Surfboat rowing is very much a team sport, you have to rely on every one of your team mates, not only to get you back to the beach first in the race but to get you back there in one piece. One reason spectators love the boats is for the spectacular sights of boats going and to sea and returning in a big swell.
Surfboats generally weight around 200kgs, without the oars or crew in it. The crew is made up of four rowers and the sweep. He’s the guy who stands up the back and steers and usually doubles as the coach. So add together one boat, one crew and five oars for good luck and that’s a lot of weight heading down that wave towards you.

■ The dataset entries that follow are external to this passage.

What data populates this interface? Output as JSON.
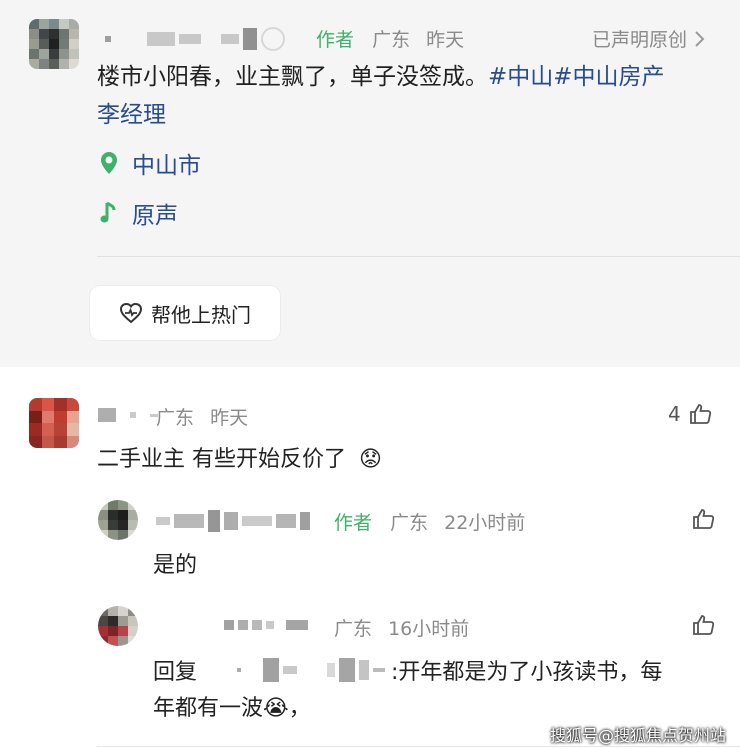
{
  "post": {
    "author_tag": "作者",
    "location": "广东",
    "time": "昨天",
    "original_label": "已声明原创",
    "text_main": "楼市小阳春，业主飘了，单子没签成。",
    "tag1": "#中山",
    "tag2": "#中山房产",
    "tag3": "李经理",
    "location_row": "中山市",
    "sound_row": "原声",
    "hot_button": "帮他上热门"
  },
  "comments": [
    {
      "location": "广东",
      "time": "昨天",
      "text": "二手业主 有些开始反价了",
      "emoji": "😟",
      "likes": "4"
    }
  ],
  "replies": [
    {
      "author_tag": "作者",
      "location": "广东",
      "time": "22小时前",
      "text": "是的"
    },
    {
      "location": "广东",
      "time": "16小时前",
      "reply_prefix": "回复",
      "line1_rest": ":开年都是为了小孩读书，每",
      "line2": "年都有一波",
      "line2_end": "，",
      "emoji": "😭"
    }
  ],
  "watermark": "搜狐号@搜狐焦点贺州站",
  "colors": {
    "author_green": "#3fb26a",
    "link_blue": "#284c8c",
    "post_bg": "#f5f5f5"
  },
  "icons": [
    "location-pin-icon",
    "music-note-icon",
    "heart-pulse-icon",
    "thumbs-up-icon",
    "chevron-right-icon"
  ]
}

In the earlier days of surf lifesaving, the boats were used to rescue swimmers in trouble that the belt swimmers couldn’t reach. This is where the gung-ho image comes from, the boats would regularly brave big seas to rescue bathers in trouble and also patrol for sharks. When used for patrol duty, it was compulsory for many years for the boats to carry a harpoon. Since the advent of the IRBs (Inflatable Rescue Boats), the surfboats have been retired from active duty.

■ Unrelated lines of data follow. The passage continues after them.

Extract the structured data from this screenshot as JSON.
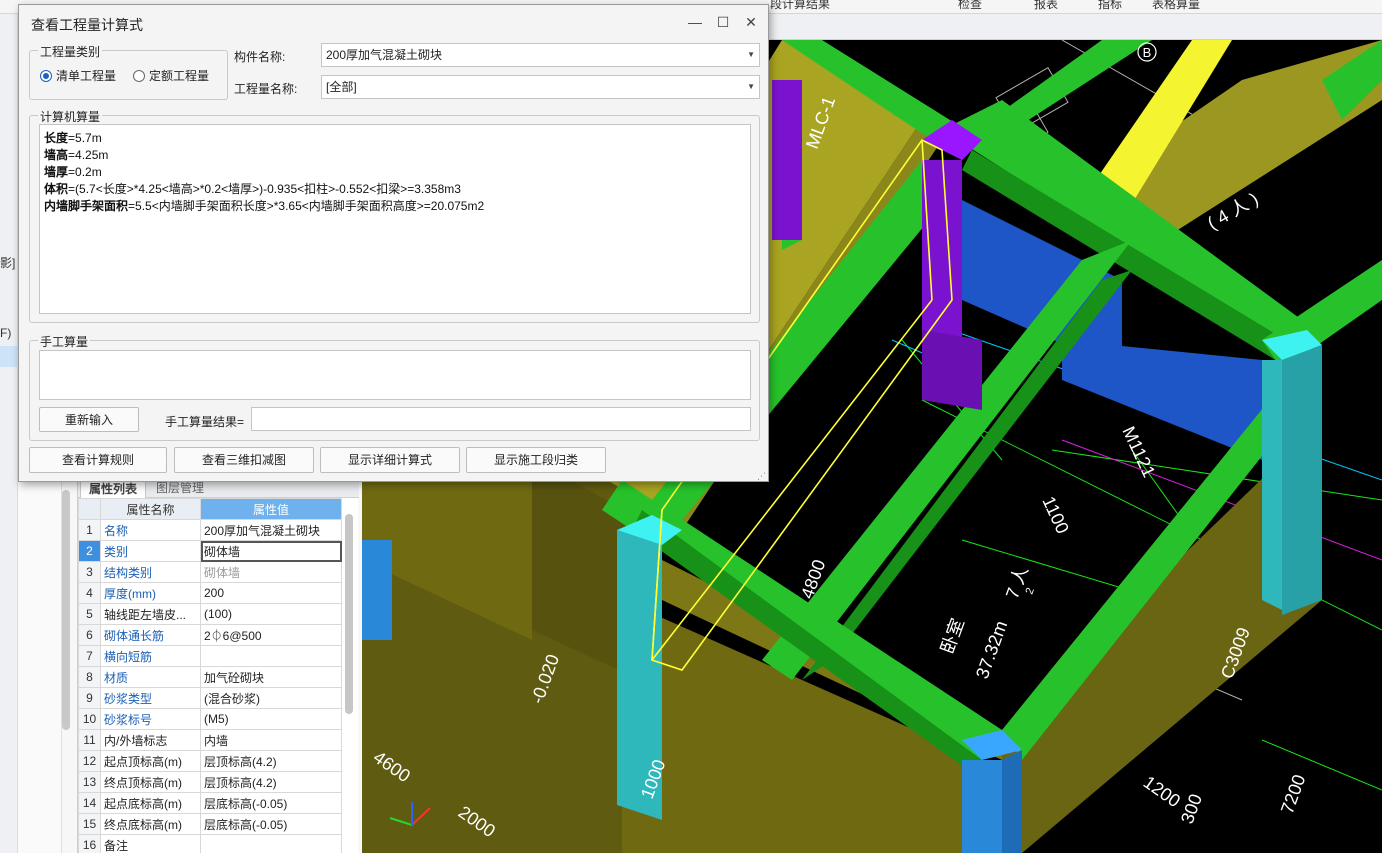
{
  "app": {
    "top_strip": [
      "…",
      "…",
      "…",
      "…",
      "段计算结果",
      "检查",
      "报表",
      "指标",
      "表格算量"
    ],
    "left_fragments": [
      "影]",
      "F)"
    ]
  },
  "dialog": {
    "title": "查看工程量计算式",
    "window_buttons": {
      "minimize": "—",
      "maximize": "☐",
      "close": "✕"
    },
    "category_group": "工程量类别",
    "radio_list": "清单工程量",
    "radio_quota": "定额工程量",
    "selected_radio": "清单工程量",
    "component_label": "构件名称:",
    "component_value": "200厚加气混凝土砌块",
    "quantity_label": "工程量名称:",
    "quantity_value": "[全部]",
    "computed_group": "计算机算量",
    "computed_lines": [
      {
        "name": "长度",
        "expr": "=5.7m"
      },
      {
        "name": "墙高",
        "expr": "=4.25m"
      },
      {
        "name": "墙厚",
        "expr": "=0.2m"
      },
      {
        "name": "体积",
        "expr": "=(5.7<长度>*4.25<墙高>*0.2<墙厚>)-0.935<扣柱>-0.552<扣梁>=3.358m3"
      },
      {
        "name": "内墙脚手架面积",
        "expr": "=5.5<内墙脚手架面积长度>*3.65<内墙脚手架面积高度>=20.075m2"
      }
    ],
    "manual_group": "手工算量",
    "reinput_button": "重新输入",
    "manual_result_label": "手工算量结果=",
    "manual_result_value": "",
    "buttons": {
      "rules": "查看计算规则",
      "deduct3d": "查看三维扣减图",
      "detail": "显示详细计算式",
      "segment": "显示施工段归类"
    }
  },
  "properties": {
    "tabs": [
      "属性列表",
      "图层管理"
    ],
    "header_name": "属性名称",
    "header_value": "属性值",
    "selected_row": 2,
    "rows": [
      {
        "num": "1",
        "name": "名称",
        "value": "200厚加气混凝土砌块",
        "name_color": "blue",
        "value_color": "normal"
      },
      {
        "num": "2",
        "name": "类别",
        "value": "砌体墙",
        "name_color": "blue",
        "value_color": "normal"
      },
      {
        "num": "3",
        "name": "结构类别",
        "value": "砌体墙",
        "name_color": "blue",
        "value_color": "gray"
      },
      {
        "num": "4",
        "name": "厚度(mm)",
        "value": "200",
        "name_color": "blue",
        "value_color": "normal"
      },
      {
        "num": "5",
        "name": "轴线距左墙皮...",
        "value": "(100)",
        "name_color": "normal",
        "value_color": "normal"
      },
      {
        "num": "6",
        "name": "砌体通长筋",
        "value": "2⏀6@500",
        "name_color": "blue",
        "value_color": "normal"
      },
      {
        "num": "7",
        "name": "横向短筋",
        "value": "",
        "name_color": "blue",
        "value_color": "normal"
      },
      {
        "num": "8",
        "name": "材质",
        "value": "加气砼砌块",
        "name_color": "blue",
        "value_color": "normal"
      },
      {
        "num": "9",
        "name": "砂浆类型",
        "value": "(混合砂浆)",
        "name_color": "blue",
        "value_color": "normal"
      },
      {
        "num": "10",
        "name": "砂浆标号",
        "value": "(M5)",
        "name_color": "blue",
        "value_color": "normal"
      },
      {
        "num": "11",
        "name": "内/外墙标志",
        "value": "内墙",
        "name_color": "normal",
        "value_color": "normal"
      },
      {
        "num": "12",
        "name": "起点顶标高(m)",
        "value": "层顶标高(4.2)",
        "name_color": "normal",
        "value_color": "normal"
      },
      {
        "num": "13",
        "name": "终点顶标高(m)",
        "value": "层顶标高(4.2)",
        "name_color": "normal",
        "value_color": "normal"
      },
      {
        "num": "14",
        "name": "起点底标高(m)",
        "value": "层底标高(-0.05)",
        "name_color": "normal",
        "value_color": "normal"
      },
      {
        "num": "15",
        "name": "终点底标高(m)",
        "value": "层底标高(-0.05)",
        "name_color": "normal",
        "value_color": "normal"
      },
      {
        "num": "16",
        "name": "备注",
        "value": "",
        "name_color": "normal",
        "value_color": "normal"
      }
    ]
  },
  "viewport": {
    "labels": {
      "axis_b": "B",
      "mlc": "MLC-1",
      "m1121": "M1121",
      "d1100": "1100",
      "d4800": "4800",
      "room": "卧室",
      "area": "37.32m",
      "sup2": "2",
      "n7": "7 人",
      "c3009": "C3009",
      "d4600": "4600",
      "d2000": "2000",
      "d1000": "1000",
      "d1200": "1200",
      "d300": "300",
      "d7200": "7200",
      "elev": "-0.020",
      "n4": "( 4 人 )"
    },
    "colors": {
      "beam": "#27c22b",
      "beam_dark": "#179117",
      "wall_olive": "#6f6a12",
      "wall_yellow": "#a9a421",
      "column_cyan": "#33d9d9",
      "column_purple": "#7b12cf",
      "blue_wall": "#1e56c8",
      "highlight": "#ffff33"
    }
  }
}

Terrigal currently fields 10 crews in the surfboat arena, Open Men, Open Women, Reserve Grade Men, Under twenty ones and under nineteens. Training is quite intense with 3-4 sessions in the boat each week as well as strength and cross training for fitness.